In 1897, David Star Jordan a famous American Ichthyologist of the time was presented with a most bizarre looking shark.
The shark had been secured by Mr Allen Owston from a fisherman who had caught it in deep water near Yokohama, Japan. Owston brought the specimen to the University of Tokyo placing it in the care of Professor Kakichi Mitsukuri. Mitsukuri took the specimen with him to the United States where he was attending an International Fur Seal Conference and requested Jordan identify and describe it. The specimen, a 1.7m young male became the type specimen of a completely new family of lamnoid sharks, which Jordan named Mitsukurinidae in honour of the Japanese Professor. He gave the shark the species name Mitsukurina owstoni in 1898.
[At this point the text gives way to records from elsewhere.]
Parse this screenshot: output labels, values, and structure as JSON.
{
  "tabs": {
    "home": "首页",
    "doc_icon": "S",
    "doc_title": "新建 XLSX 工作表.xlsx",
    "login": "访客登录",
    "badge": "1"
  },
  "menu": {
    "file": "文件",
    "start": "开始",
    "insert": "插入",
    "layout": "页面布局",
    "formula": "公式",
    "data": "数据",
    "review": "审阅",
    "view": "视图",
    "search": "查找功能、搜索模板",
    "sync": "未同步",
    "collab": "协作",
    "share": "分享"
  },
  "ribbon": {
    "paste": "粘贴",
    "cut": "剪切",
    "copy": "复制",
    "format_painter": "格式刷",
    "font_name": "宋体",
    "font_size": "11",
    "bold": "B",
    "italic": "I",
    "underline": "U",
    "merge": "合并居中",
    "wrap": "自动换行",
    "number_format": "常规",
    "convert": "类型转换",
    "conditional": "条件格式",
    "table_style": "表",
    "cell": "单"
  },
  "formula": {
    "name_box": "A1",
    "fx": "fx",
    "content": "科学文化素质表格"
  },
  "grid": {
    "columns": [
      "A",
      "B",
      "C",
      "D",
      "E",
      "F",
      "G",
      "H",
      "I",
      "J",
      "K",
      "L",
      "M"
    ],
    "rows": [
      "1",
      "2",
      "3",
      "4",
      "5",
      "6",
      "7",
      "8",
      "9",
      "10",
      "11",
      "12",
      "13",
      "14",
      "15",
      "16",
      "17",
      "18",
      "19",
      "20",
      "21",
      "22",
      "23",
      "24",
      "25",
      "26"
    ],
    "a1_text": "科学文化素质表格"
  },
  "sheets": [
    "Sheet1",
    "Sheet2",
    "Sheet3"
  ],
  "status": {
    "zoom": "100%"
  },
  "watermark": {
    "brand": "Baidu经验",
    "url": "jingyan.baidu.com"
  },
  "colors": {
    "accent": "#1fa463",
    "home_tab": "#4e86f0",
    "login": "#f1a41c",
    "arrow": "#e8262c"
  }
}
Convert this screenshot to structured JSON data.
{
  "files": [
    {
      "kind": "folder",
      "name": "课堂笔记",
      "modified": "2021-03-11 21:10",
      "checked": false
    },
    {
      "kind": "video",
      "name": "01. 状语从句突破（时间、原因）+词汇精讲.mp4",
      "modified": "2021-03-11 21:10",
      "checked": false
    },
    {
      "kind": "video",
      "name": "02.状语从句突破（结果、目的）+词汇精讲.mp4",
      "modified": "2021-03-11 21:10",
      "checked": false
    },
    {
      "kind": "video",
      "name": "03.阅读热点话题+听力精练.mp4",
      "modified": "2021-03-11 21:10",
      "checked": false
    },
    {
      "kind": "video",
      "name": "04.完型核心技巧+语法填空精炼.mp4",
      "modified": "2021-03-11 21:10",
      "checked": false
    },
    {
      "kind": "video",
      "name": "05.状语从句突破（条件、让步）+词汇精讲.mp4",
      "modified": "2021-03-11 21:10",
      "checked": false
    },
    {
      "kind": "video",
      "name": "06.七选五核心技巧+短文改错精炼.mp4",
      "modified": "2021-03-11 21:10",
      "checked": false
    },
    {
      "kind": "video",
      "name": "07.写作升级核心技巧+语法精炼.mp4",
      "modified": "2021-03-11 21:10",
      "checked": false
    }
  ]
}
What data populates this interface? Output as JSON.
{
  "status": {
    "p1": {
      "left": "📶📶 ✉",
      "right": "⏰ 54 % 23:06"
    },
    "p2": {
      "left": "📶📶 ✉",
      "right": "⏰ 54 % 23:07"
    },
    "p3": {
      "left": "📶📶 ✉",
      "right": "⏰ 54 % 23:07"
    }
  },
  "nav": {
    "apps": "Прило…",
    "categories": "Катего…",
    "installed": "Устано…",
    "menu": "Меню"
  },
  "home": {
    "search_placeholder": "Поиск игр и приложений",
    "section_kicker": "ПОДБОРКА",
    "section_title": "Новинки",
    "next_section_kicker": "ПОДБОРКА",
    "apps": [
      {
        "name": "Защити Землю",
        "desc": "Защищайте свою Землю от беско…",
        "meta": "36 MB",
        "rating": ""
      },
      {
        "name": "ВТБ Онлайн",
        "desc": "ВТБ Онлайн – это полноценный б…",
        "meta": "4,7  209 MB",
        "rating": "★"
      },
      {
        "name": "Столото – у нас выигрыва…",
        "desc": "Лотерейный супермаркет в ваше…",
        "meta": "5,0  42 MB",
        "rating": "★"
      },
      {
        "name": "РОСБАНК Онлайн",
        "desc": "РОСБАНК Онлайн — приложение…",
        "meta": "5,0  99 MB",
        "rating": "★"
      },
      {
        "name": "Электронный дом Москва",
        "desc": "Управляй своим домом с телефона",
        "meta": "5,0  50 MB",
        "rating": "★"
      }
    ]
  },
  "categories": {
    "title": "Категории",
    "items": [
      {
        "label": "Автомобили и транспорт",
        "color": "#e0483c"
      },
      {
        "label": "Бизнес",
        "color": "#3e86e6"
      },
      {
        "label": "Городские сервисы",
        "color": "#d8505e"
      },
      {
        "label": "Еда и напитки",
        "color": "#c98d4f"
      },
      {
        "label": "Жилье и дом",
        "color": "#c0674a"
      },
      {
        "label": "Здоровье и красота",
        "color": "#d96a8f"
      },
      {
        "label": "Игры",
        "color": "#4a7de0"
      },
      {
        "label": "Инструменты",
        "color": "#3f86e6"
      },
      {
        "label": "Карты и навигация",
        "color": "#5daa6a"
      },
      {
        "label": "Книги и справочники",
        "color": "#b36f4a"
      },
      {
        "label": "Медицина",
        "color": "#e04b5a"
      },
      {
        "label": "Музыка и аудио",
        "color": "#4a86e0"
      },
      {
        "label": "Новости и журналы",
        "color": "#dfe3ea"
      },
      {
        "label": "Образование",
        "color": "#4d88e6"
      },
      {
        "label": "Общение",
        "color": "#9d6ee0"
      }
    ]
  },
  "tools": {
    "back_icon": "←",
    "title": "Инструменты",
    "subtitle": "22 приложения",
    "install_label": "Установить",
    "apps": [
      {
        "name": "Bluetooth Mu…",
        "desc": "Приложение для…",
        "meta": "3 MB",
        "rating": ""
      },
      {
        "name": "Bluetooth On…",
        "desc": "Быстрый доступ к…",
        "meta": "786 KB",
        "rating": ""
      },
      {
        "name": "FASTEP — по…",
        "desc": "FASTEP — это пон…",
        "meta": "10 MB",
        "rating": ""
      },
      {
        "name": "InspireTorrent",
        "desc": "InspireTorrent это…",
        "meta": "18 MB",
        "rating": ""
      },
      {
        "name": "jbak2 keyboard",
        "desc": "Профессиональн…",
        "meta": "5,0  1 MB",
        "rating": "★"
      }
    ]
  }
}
The common name Goblin Shark comes from the name given to the shark by the 19th century Japanese fishermen from Odawara, where the sharks were often caught. The fisherman called them 'tengu-zame' which translates as 'goblin' or 'elfin' shark. Allen Owston reported that the Goblin Sharks were most often caught in spring from a bank (underwater mass) 94.6 m deep, with depths of 540-720 m close by. Females were mostly caught, and it is believed they moved onto the bank to breed. The fishermen caught the sharks in nets, extracted oil from the liver and used the flesh for fertilizer.
In the 105 years since its initial description, less than 50 specimens of Goblin Sharks have been recorded from scattered localities in the Atlantic, Indian and Pacific Oceans, with the majority of captures reported from Japan. The sharks are usually caught in bottom trawls at depths up to 1200 m.
A 3.84 m male was captured off Sydney in 1983. The Fisheries Research Vessel Kapala caught this large specimen in a trawl at a depth of 960 m. The specimen was measured, dissected and cast. The head, tail, fins and claspers (organs used to transfer sperm from the male to the female shark during mating) are now held in the fish collection of the Australian Museum. The Museum also holds three other specimens, the most recent caught off Bermagui, New South Wales, in 2000.
Little is known about the behaviour of the Goblin Shark, however, with 50 or so specimens held in museums around the world, Icthyologists are slowly beginning to understand more about the biology of these unusual animals and their deepsea home.
Link to factsheet:
Mark McGrouther , Senior Fellow